    Discussion The pivotal role of aromatase in health can be analyzed from a larger context. It regulates estrogen biosynthesis [105], which controls almost all aspects of a human health [106]. Hyper as well as hypo activity of aromatase is harmful for both genders. perhexiline sale Estrogen therapy has been proven effective in birth control, Alzheimer’s, schizophrenia, osteoporosis etc. The administration of estrogen might be healing the conditions/pathologies but then it induces feminization in males [62] and cancerous proliferation in females. So, aromatse-estrogen-gender-cancer risk are tied together. Regulation of aromatase gene expression in human tissues is complex, involving alternative promoter sites that provide tissue-specific control [107]. As aromatase controls many other known and unknown metabolic pathways, inhibition of aromatase is dangerous [108]. Molecular dynamics (MD) simulations, homology modelling technique, and crystal structure determination might furnish further information on this enzyme. Another least-investigated aspect of aromatase is its role in virulence of bacterial and fungal pathogens.
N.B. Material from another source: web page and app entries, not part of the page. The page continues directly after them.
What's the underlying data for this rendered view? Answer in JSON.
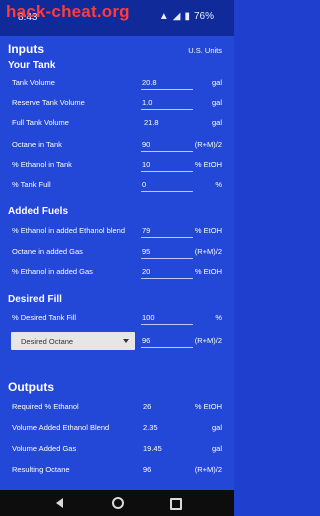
{
  "status": {
    "time": "8:43",
    "battery": "76%"
  },
  "watermark": "hack-cheat.org",
  "header": {
    "inputs": "Inputs",
    "units": "U.S. Units"
  },
  "sections": {
    "your_tank": "Your Tank",
    "added_fuels": "Added Fuels",
    "desired_fill": "Desired Fill",
    "outputs": "Outputs"
  },
  "your_tank": [
    {
      "label": "Tank Volume",
      "value": "20.8",
      "unit": "gal"
    },
    {
      "label": "Reserve Tank Volume",
      "value": "1.0",
      "unit": "gal"
    },
    {
      "label": "Full Tank Volume",
      "value": "21.8",
      "unit": "gal"
    },
    {
      "label": "Octane in Tank",
      "value": "90",
      "unit": "(R+M)/2"
    },
    {
      "label": "% Ethanol in Tank",
      "value": "10",
      "unit": "% EtOH"
    },
    {
      "label": "% Tank Full",
      "value": "0",
      "unit": "%"
    }
  ],
  "added_fuels": [
    {
      "label": "% Ethanol in added Ethanol blend",
      "value": "79",
      "unit": "% EtOH"
    },
    {
      "label": "Octane in added Gas",
      "value": "95",
      "unit": "(R+M)/2"
    },
    {
      "label": "% Ethanol in added Gas",
      "value": "20",
      "unit": "% EtOH"
    }
  ],
  "desired_fill": {
    "percent_label": "% Desired Tank Fill",
    "percent_value": "100",
    "percent_unit": "%",
    "dropdown_selected": "Desired Octane",
    "octane_value": "96",
    "octane_unit": "(R+M)/2"
  },
  "outputs": [
    {
      "label": "Required % Ethanol",
      "value": "26",
      "unit": "% EtOH"
    },
    {
      "label": "Volume Added Ethanol Blend",
      "value": "2.35",
      "unit": "gal"
    },
    {
      "label": "Volume Added Gas",
      "value": "19.45",
      "unit": "gal"
    },
    {
      "label": "Resulting Octane",
      "value": "96",
      "unit": "(R+M)/2"
    }
  ],
  "colors": {
    "background": "#2347d6",
    "statusbar": "#102a9a",
    "watermark": "#ff3b3b"
  },
  "icons": [
    "notification-icon",
    "wifi-icon",
    "battery-icon"
  ]
}
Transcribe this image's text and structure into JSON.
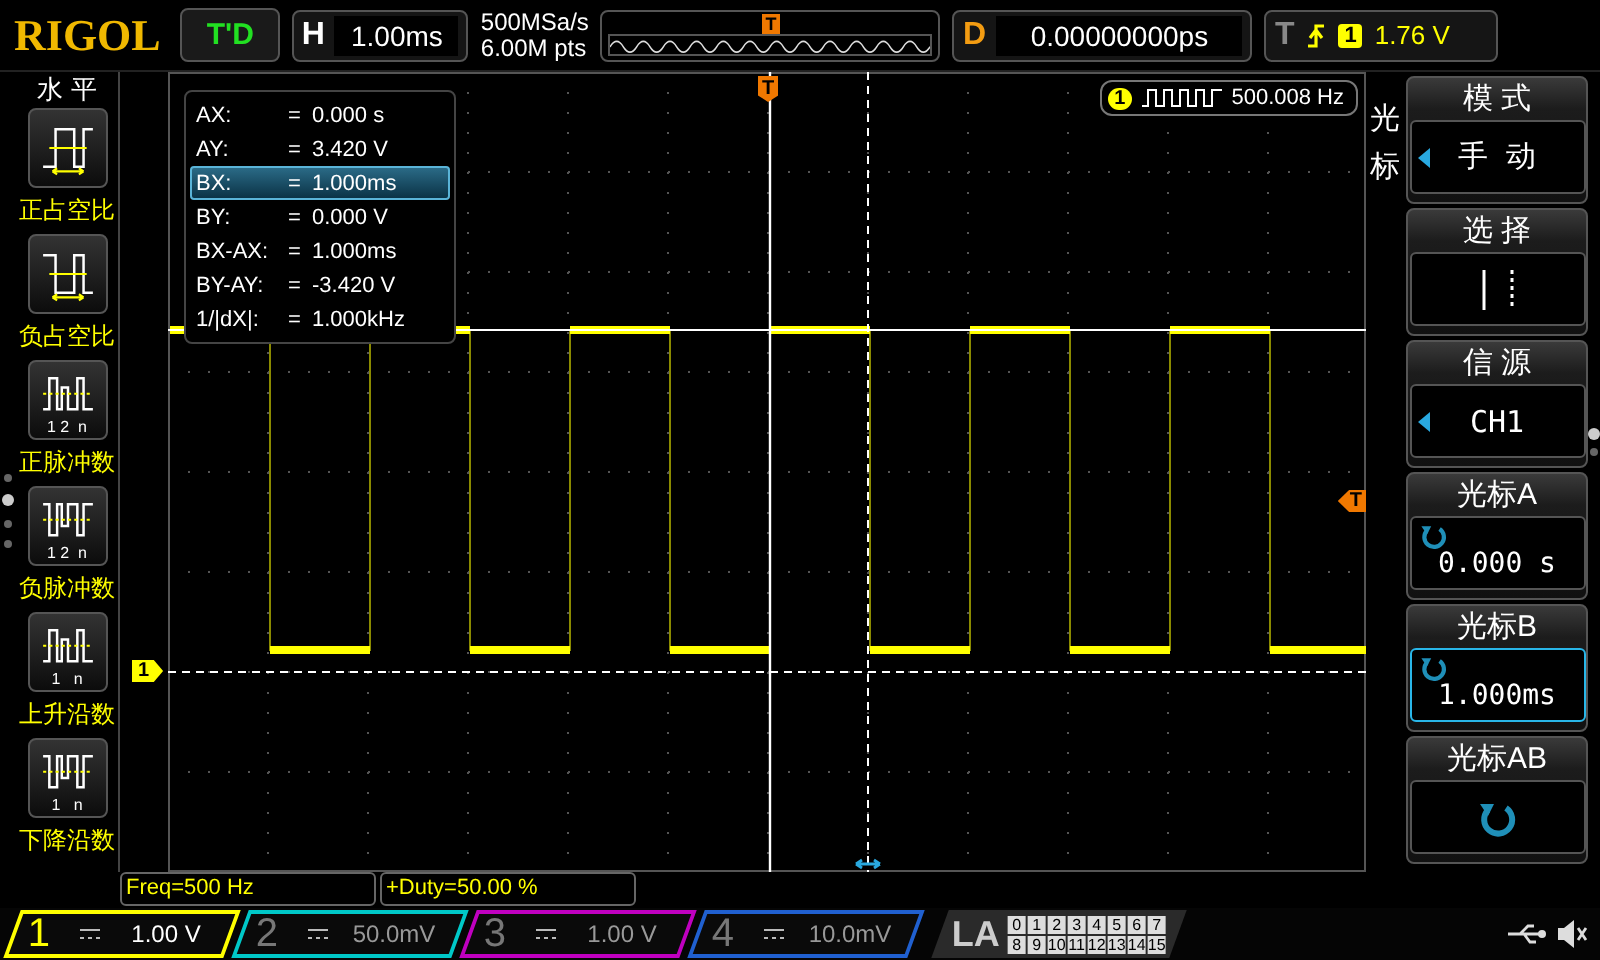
{
  "top_bar": {
    "logo": "RIGOL",
    "run_state": "T'D",
    "horizontal": {
      "label": "H",
      "value": "1.00ms"
    },
    "sample_rate": "500MSa/s",
    "memory_depth": "6.00M pts",
    "overview_marker": "T",
    "delay": {
      "label": "D",
      "value": "0.00000000ps"
    },
    "trigger": {
      "label": "T",
      "source": "1",
      "level": "1.76 V"
    }
  },
  "left_menu": {
    "title": "水 平",
    "items": [
      {
        "kind": "pos-duty",
        "label": "正占空比"
      },
      {
        "kind": "neg-duty",
        "label": "负占空比"
      },
      {
        "kind": "pos-pulses",
        "label": "正脉冲数",
        "caption": "1 2  n"
      },
      {
        "kind": "neg-pulses",
        "label": "负脉冲数",
        "caption": "1 2  n"
      },
      {
        "kind": "rising",
        "label": "上升沿数",
        "caption": "1   n"
      },
      {
        "kind": "falling",
        "label": "下降沿数",
        "caption": "1   n"
      }
    ]
  },
  "plot": {
    "trigger_marker": "T",
    "level_marker": "T",
    "channel_marker": "1",
    "frequency_badge": {
      "channel": "1",
      "value": "500.008 Hz"
    },
    "cursor_readout": [
      {
        "name": "AX:",
        "sign": "=",
        "value": "0.000 s",
        "selected": false
      },
      {
        "name": "AY:",
        "sign": "=",
        "value": "3.420 V",
        "selected": false
      },
      {
        "name": "BX:",
        "sign": "=",
        "value": "1.000ms",
        "selected": true
      },
      {
        "name": "BY:",
        "sign": "=",
        "value": "0.000 V",
        "selected": false
      },
      {
        "name": "BX-AX:",
        "sign": "=",
        "value": "1.000ms",
        "selected": false
      },
      {
        "name": "BY-AY:",
        "sign": "=",
        "value": "-3.420 V",
        "selected": false
      },
      {
        "name": "1/|dX|:",
        "sign": "=",
        "value": "1.000kHz",
        "selected": false
      }
    ]
  },
  "measurements": [
    "Freq=500 Hz",
    "+Duty=50.00 %"
  ],
  "right_menu": {
    "title": "光标",
    "items": [
      {
        "kind": "option",
        "label": "模 式",
        "value": "手 动",
        "selected": false
      },
      {
        "kind": "selector",
        "label": "选 择",
        "selected": false
      },
      {
        "kind": "option",
        "label": "信 源",
        "value": "CH1",
        "selected": false
      },
      {
        "kind": "knob",
        "label": "光标A",
        "value": "0.000 s",
        "selected": false
      },
      {
        "kind": "knob",
        "label": "光标B",
        "value": "1.000ms",
        "selected": true
      },
      {
        "kind": "knob",
        "label": "光标AB",
        "selected": false
      }
    ]
  },
  "channels": [
    {
      "number": "1",
      "scale": "1.00 V",
      "selected": true,
      "color": "#ffff00"
    },
    {
      "number": "2",
      "scale": "50.0mV",
      "selected": false,
      "color": "#00c8c8"
    },
    {
      "number": "3",
      "scale": "1.00 V",
      "selected": false,
      "color": "#c000c0"
    },
    {
      "number": "4",
      "scale": "10.0mV",
      "selected": false,
      "color": "#2060d0"
    }
  ],
  "logic_analyzer": {
    "label": "LA",
    "rows": [
      [
        "0",
        "1",
        "2",
        "3",
        "4",
        "5",
        "6",
        "7"
      ],
      [
        "8",
        "9",
        "10",
        "11",
        "12",
        "13",
        "14",
        "15"
      ]
    ]
  }
}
Synthesis of oxytetracycline, a polyketide antibiotic secreted by Streptomyces rimosus is catalyzed by the microbial bifunctional cyclase/aromatase enzyme [109]. This enzyme controls the aromatic ring formation [110]. Synthesis of anthraquinones, a type of phenolic compounds secreted by entomopathogenic bacterium Photorhabdus luminescens is also catalysed by this enzyme [111]. It suggests that pathogen aromatase enzyme might be responsible for drug degradation, and consequent drug resistance. Hence, pathogen aromatase might be developed as a potential drug target against pathogens. Also, antibiotics, the metabolic product of this dual enzyme are likely to be inducing the enhanced expression of host aromatase activity, leading to immune activation and activation.